You may need a liver biopsy. In a biopsy, a small piece of liver tissue is removed and examined in a laboratory. The biopsy helps predict whether you will develop complications from liver disease.

Expected Duration

Most people with hepatitis C have the infection for life. Some eventually develop cirrhosis or other forms of severe liver disease.


There is no vaccine to protect against hepatitis C. The only way to prevent this disease is to avoid the risk factors.

The most effective ways to prevent hepatitis C:

  • Don't inject illegal drugs.
  • Don't snort cocaine.
  • Make sure body piercing or tattooing is done using clean equipment.
  • If you are a health care worker, follow standard infection control precautions.
  • Avoid unprotected sexual intercourse unless you are in a long-term relationship with one person.

It is rare for someone in a monogamous, long-term relationship with an infected partner to become infected. Discuss your need for precautions with your doctor.

Drinking alcohol makes hepatitis C worse. If you have hepatitis C, avoid alcohol.


Not everyone infected with hepatitis C needs treatment. Discuss the potential benefits and side effects of treatment with your doctor.

The first treatment used for hepatitis C was a combination of alpha interferon and ribavirin (Virazole). Side effects from these drugs are very common. And many people don’t tolerate the therapy, especially the interferon.

Treatment today has changed dramatically. Antiviral drugs are much more effective at clearing the hepatitis C virus from the body and allowing the liver to heal. They also have fewer and less severe side effects compared to interferon.

There are six different hepatitis C genotypes. The choice of antiviral medication depends upon which one is causing your infection. In the United States, the most common subtype is genotype 1.

The treatment goal is to totally clear your blood of any detectable virus using a blood test called HCV RNA. If you have no detectable HCV RNA 12 weeks or more after you have completed antiviral therapy, the cure rate is close to 100 percent.

Your doctor will recommend hepatitis A and B vaccinations. He or she will also advise against drinking any alcohol. These actions will reduce the chance that you will have further liver damage.

When To Call a Professional

Call your doctor if you have symptoms of hepatitis C. Also call if you may have been exposed to the virus.

The Centers for Disease Control and Prevention recommends that anyone born between 1945 and 1965 consider getting a one-time blood test for hepatitis C.

High-risk individuals should be tested for hepatitis C. High-risk individuals include anyone who:

  • Received transfusions of blood or blood products before 1992
  • Received an organ transplant before 1992
  • Has ever injected drugs or snorted cocaine
  • Has been on long-term hemodialysis
  • Has had multiple sexual partners
  • Has a long-term sexual partner with hepatitis C
  • Lives in the same household as someone with hepatitis C
  • Has evidence of liver disease


Most people infected with hepatitis C virus eventually develop chronic hepatitis C.

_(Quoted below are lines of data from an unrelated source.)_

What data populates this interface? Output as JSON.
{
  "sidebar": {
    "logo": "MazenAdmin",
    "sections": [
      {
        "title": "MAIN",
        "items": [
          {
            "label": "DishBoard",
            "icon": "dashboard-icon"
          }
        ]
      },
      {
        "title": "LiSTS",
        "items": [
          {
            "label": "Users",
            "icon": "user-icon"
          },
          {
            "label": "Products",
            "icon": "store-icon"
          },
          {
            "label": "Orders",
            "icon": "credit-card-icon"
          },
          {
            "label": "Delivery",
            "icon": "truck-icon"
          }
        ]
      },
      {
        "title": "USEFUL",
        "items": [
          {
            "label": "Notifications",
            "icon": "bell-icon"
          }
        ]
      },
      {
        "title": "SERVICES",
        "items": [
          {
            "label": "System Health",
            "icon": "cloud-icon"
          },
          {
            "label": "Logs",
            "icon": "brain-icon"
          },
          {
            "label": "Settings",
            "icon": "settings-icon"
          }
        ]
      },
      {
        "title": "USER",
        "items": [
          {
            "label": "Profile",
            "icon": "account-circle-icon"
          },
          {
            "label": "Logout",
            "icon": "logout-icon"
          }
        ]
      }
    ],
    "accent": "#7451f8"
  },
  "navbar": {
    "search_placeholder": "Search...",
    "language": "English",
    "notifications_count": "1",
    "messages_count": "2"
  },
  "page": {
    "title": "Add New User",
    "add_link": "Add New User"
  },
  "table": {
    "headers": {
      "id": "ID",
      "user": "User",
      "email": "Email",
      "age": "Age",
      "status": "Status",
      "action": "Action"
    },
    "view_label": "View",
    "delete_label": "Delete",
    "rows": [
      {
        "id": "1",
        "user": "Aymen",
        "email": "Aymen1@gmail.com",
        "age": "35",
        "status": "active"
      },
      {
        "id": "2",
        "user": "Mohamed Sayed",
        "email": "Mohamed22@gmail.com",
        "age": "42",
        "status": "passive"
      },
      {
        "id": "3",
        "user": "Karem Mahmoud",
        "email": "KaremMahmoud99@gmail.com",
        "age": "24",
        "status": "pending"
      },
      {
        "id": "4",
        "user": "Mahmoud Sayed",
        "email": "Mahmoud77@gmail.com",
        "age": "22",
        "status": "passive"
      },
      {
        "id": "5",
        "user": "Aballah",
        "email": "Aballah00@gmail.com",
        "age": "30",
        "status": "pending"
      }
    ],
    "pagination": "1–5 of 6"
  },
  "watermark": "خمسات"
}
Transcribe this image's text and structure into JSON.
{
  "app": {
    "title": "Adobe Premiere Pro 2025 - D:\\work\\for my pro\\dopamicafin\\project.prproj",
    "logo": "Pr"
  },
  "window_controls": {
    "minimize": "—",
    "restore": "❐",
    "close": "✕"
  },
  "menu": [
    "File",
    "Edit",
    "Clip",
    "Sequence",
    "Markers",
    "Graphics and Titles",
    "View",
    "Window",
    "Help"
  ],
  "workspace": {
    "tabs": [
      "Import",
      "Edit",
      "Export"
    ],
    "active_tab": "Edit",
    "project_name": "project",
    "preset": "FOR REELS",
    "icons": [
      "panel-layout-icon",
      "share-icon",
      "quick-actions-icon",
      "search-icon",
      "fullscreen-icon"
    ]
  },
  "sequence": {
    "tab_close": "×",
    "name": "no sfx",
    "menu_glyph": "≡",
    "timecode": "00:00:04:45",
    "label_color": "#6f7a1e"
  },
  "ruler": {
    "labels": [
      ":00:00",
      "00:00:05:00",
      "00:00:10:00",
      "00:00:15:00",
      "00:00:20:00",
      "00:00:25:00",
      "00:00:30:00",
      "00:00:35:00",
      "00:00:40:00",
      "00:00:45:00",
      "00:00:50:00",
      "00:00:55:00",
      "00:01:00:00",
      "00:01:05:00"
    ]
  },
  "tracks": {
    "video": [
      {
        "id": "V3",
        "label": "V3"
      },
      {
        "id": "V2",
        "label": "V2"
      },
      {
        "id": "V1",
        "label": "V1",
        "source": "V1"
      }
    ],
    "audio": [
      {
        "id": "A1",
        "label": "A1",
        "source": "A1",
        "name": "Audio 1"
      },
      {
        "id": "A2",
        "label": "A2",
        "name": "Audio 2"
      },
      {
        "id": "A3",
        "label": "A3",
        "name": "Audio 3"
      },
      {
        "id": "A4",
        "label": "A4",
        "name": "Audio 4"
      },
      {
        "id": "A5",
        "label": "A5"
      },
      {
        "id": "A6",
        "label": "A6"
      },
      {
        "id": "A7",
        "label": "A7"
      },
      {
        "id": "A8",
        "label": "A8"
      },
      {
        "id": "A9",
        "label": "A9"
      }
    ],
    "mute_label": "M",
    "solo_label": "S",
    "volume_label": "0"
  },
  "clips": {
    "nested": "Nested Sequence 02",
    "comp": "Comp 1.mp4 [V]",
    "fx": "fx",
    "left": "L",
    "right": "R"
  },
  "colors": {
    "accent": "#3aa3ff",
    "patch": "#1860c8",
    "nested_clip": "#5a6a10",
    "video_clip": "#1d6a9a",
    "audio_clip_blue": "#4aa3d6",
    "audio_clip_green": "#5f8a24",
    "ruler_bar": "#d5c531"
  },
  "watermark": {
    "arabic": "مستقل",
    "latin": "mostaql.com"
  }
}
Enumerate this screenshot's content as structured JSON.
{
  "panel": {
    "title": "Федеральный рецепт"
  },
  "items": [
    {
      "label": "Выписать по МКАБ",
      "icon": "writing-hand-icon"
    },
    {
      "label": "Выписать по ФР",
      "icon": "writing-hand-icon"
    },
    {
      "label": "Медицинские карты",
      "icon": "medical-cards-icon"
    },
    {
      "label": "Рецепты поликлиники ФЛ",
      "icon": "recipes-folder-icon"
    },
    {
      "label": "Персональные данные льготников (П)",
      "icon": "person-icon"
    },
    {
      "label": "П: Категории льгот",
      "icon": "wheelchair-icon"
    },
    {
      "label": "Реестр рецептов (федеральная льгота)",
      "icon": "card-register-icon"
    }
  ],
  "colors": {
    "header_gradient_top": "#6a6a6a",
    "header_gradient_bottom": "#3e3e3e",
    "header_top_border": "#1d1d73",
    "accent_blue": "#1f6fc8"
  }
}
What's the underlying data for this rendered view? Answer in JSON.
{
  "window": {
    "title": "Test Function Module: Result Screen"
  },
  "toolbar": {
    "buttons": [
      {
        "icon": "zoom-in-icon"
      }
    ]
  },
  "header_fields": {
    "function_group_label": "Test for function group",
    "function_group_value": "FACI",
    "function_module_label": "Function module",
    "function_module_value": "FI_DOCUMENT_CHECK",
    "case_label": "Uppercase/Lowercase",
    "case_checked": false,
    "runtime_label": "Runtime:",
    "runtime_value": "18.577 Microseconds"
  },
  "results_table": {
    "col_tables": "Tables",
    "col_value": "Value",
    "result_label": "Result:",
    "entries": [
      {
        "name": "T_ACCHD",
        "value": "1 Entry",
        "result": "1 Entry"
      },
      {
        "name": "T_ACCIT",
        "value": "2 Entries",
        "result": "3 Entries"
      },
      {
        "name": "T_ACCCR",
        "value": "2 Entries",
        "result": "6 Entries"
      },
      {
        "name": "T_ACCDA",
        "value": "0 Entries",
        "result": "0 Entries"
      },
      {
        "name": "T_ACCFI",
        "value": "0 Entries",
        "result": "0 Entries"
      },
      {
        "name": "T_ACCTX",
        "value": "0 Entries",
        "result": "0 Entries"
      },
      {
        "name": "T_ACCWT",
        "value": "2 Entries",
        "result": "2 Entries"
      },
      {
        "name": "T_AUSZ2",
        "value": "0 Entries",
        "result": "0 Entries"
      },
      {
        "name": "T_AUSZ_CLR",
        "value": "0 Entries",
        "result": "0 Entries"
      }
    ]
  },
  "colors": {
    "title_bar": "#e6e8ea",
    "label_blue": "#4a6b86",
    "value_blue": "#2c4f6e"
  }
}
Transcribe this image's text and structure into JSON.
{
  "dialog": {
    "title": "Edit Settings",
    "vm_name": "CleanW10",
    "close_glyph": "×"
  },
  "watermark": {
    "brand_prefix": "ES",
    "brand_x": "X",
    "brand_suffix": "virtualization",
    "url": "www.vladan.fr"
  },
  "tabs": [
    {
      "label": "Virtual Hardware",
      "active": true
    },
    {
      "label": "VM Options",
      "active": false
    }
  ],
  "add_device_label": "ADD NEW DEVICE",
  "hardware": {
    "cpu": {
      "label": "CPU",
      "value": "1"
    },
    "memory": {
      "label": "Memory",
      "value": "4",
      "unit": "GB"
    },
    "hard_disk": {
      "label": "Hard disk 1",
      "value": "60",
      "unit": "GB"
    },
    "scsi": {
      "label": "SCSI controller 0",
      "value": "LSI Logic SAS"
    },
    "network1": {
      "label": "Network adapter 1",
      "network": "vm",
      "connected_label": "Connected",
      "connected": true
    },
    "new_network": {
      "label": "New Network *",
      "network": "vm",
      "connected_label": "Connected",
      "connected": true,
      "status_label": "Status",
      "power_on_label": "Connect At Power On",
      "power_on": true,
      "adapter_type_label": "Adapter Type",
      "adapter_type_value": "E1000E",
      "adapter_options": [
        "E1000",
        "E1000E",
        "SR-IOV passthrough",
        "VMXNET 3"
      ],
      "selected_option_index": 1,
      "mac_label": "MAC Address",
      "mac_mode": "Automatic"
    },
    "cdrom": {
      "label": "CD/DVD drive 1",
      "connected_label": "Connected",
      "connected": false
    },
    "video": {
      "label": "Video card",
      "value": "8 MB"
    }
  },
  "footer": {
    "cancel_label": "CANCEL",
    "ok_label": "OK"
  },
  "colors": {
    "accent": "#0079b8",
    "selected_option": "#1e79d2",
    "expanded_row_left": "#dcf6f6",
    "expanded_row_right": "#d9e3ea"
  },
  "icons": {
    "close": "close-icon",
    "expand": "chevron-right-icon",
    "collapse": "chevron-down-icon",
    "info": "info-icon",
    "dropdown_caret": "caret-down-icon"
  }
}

Long-term complications often do not develop until after decades of infection. At that time, some people develop cirrhosis. A smaller group of people develop liver cancer.

Anti-viral therapy can cure the condition and substantially decrease the risk of long-term complications.